■ **Work instruction**:
In how many lines of the listing below does "duration" appear? Give only the figure.

■ **Exercise material**:
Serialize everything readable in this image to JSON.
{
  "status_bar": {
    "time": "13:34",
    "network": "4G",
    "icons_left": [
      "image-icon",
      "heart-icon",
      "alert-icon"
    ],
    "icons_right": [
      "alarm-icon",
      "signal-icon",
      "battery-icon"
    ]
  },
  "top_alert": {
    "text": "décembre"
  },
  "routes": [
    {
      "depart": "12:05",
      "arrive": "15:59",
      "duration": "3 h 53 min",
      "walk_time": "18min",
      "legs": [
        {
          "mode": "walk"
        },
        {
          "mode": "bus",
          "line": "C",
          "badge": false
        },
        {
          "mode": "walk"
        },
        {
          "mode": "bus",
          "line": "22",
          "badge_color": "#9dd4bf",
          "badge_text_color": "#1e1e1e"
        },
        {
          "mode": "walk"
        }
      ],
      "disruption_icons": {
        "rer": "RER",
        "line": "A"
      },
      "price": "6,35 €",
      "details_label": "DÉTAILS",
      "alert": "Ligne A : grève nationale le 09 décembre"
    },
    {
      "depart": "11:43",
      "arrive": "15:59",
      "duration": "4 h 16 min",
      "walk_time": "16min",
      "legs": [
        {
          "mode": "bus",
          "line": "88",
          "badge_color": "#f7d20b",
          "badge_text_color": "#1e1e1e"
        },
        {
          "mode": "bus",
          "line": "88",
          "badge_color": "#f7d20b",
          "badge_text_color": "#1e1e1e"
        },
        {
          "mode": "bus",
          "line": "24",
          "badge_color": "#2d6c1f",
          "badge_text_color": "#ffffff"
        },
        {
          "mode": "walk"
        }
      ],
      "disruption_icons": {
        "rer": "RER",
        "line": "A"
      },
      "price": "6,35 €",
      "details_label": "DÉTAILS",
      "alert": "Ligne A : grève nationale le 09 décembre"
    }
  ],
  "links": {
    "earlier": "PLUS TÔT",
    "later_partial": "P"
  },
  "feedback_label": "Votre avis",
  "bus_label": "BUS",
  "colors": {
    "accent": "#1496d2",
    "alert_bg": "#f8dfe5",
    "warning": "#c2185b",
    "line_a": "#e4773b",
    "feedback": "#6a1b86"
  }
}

■ **Output for this task**:
2